• [Task]: Work out how many lines below contain the word "body". Only the number is wanted.

• [Data supplied]:
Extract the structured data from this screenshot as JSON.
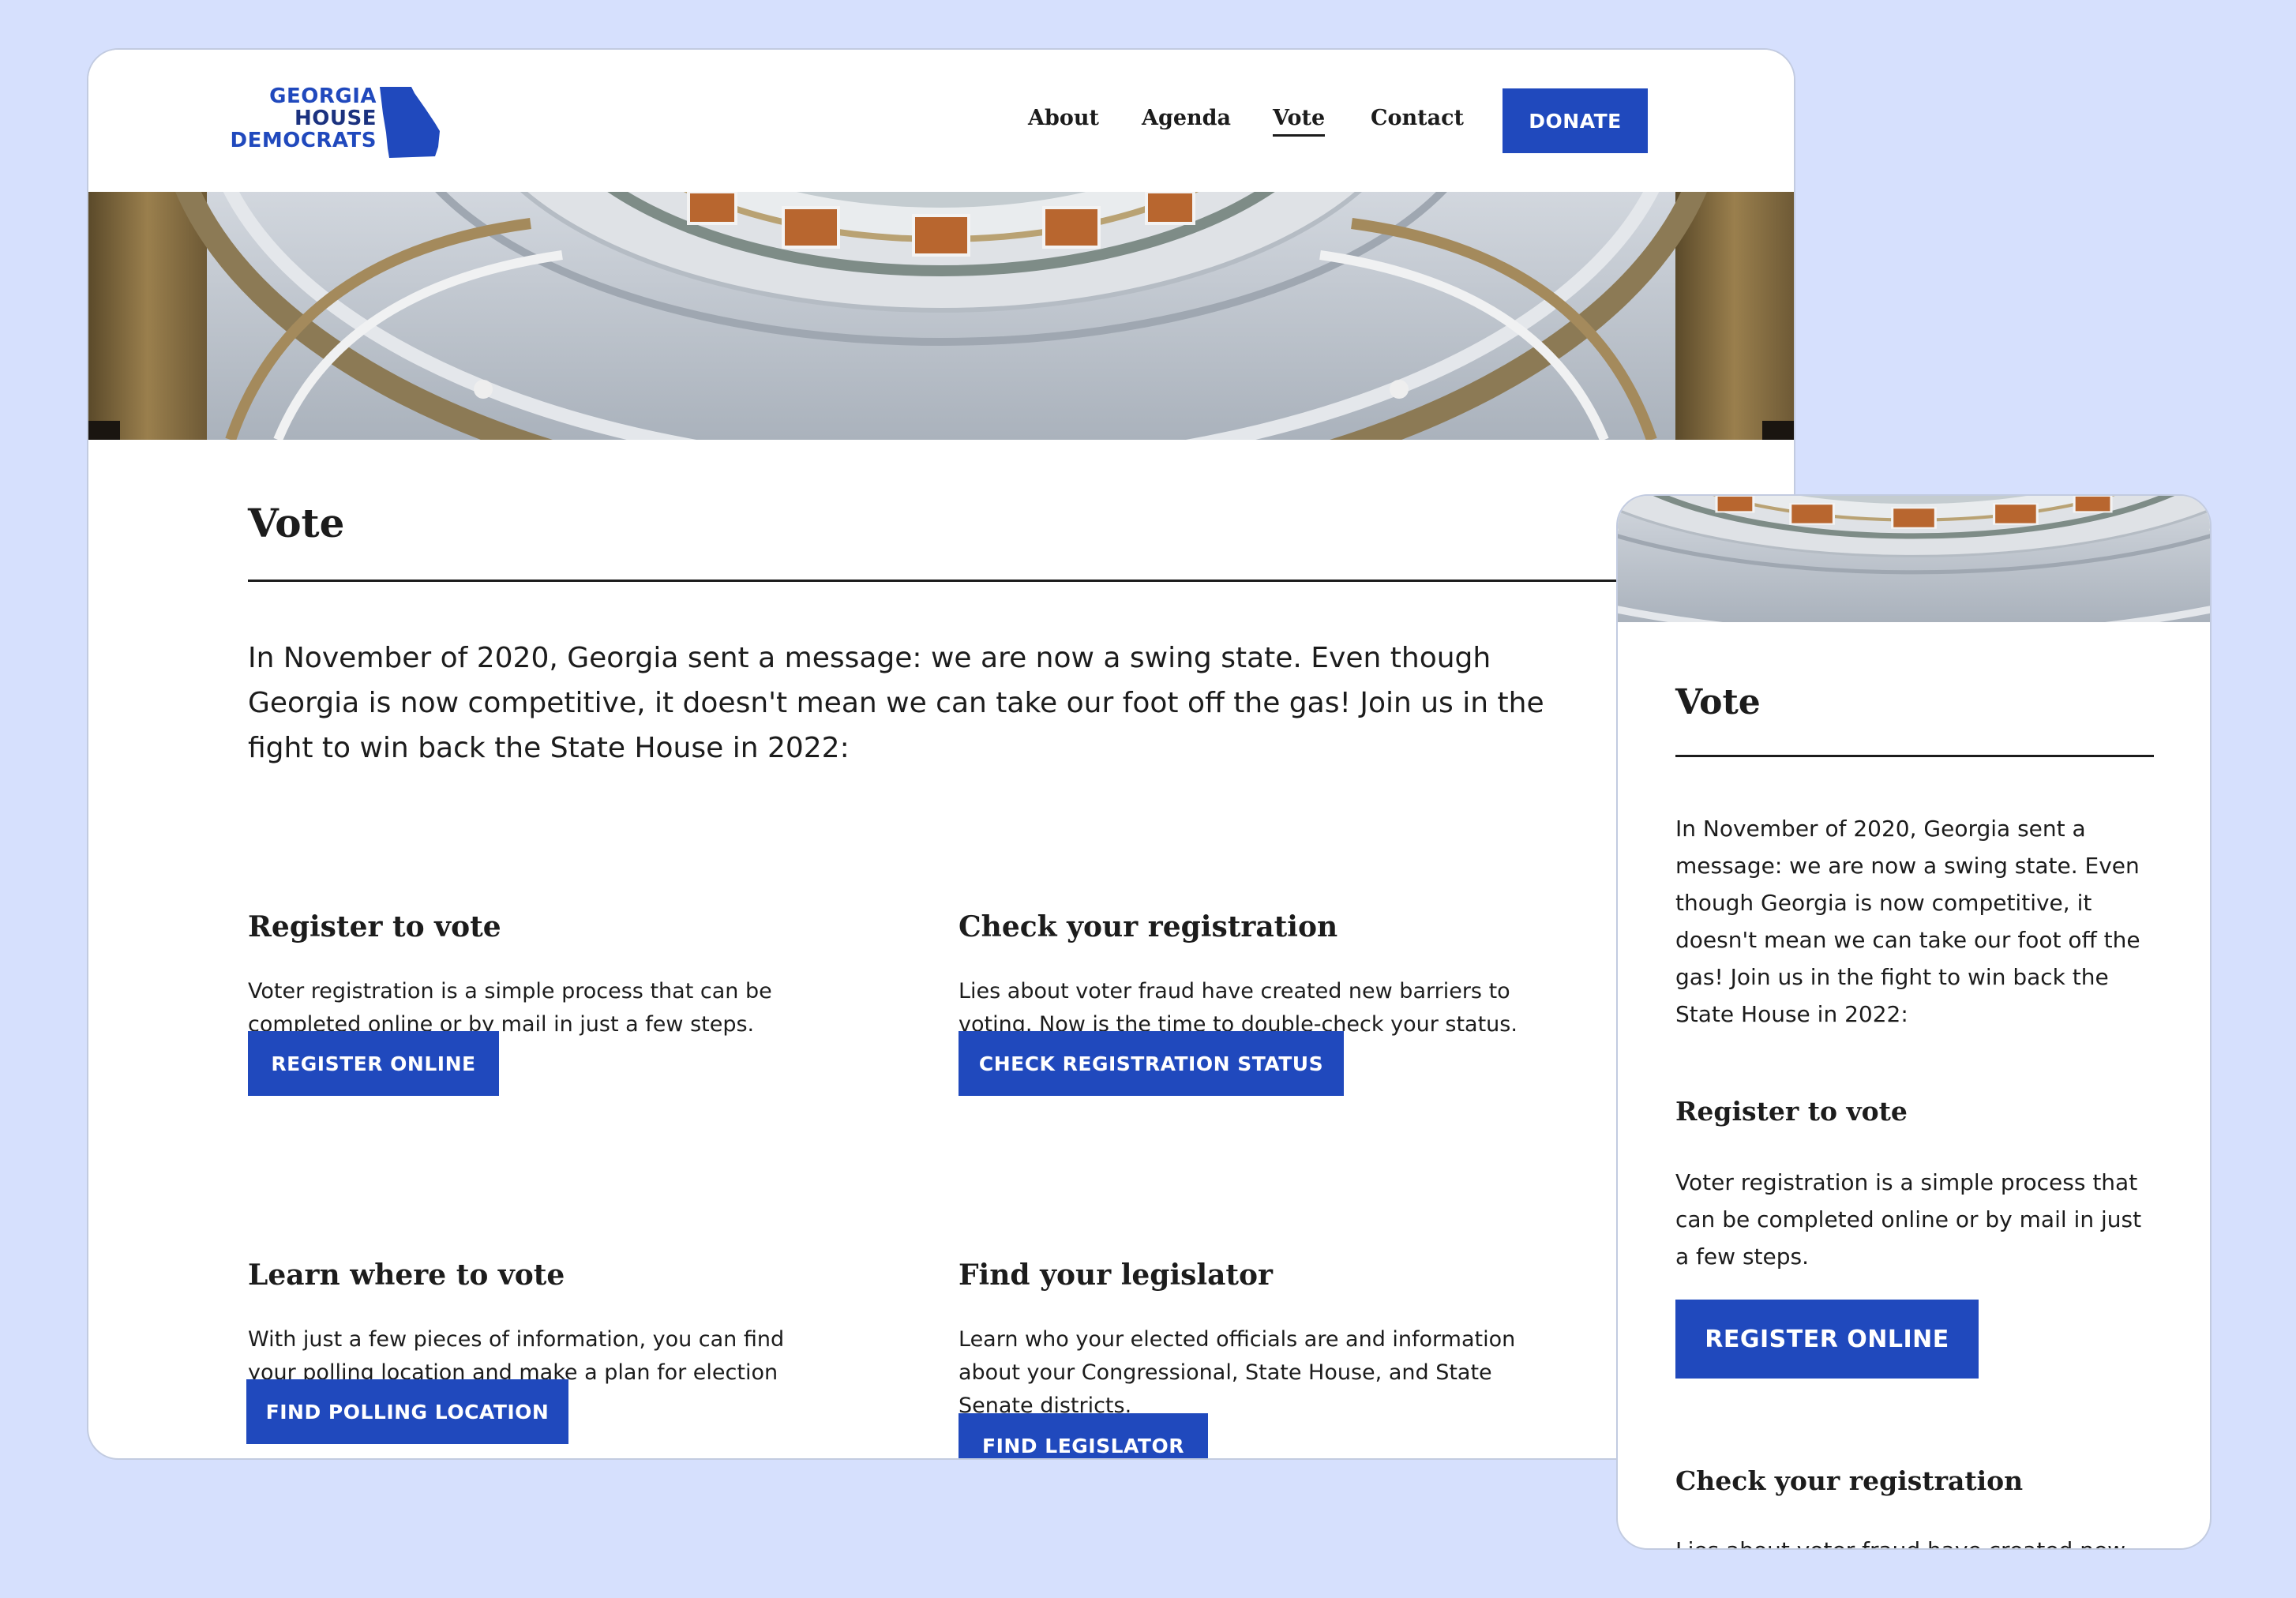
{
  "logo": {
    "lines": [
      "GEORGIA",
      "HOUSE",
      "DEMOCRATS"
    ],
    "icon": "georgia-state-icon"
  },
  "nav": {
    "items": [
      "About",
      "Agenda",
      "Vote",
      "Contact"
    ],
    "active": "Vote",
    "donate_label": "DONATE"
  },
  "colors": {
    "brand_blue": "#2049bd",
    "background": "#d6e0fd",
    "text": "#1c1c1c"
  },
  "page": {
    "title": "Vote",
    "intro": "In November of 2020, Georgia sent a message: we are now a swing state. Even though Georgia is now competitive, it doesn't mean we can take our foot off the gas! Join us in the fight to win back the State House in 2022:",
    "sections": [
      {
        "heading": "Register to vote",
        "body": "Voter registration is a simple process that can be completed online or by mail in just a few steps.",
        "button": "REGISTER ONLINE"
      },
      {
        "heading": "Check your registration",
        "body": "Lies about voter fraud have created new barriers to voting. Now is the time to double-check your status.",
        "button": "CHECK REGISTRATION STATUS"
      },
      {
        "heading": "Learn where to vote",
        "body": "With just a few pieces of information, you can find your polling location and make a plan for election day.",
        "button": "FIND POLLING LOCATION"
      },
      {
        "heading": "Find your legislator",
        "body": "Learn who your elected officials are and information about your Congressional, State House, and State Senate districts.",
        "button": "FIND LEGISLATOR"
      }
    ]
  },
  "mobile": {
    "partial_text": "Lies about voter fraud have created new"
  }
}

• [Solution below]: 4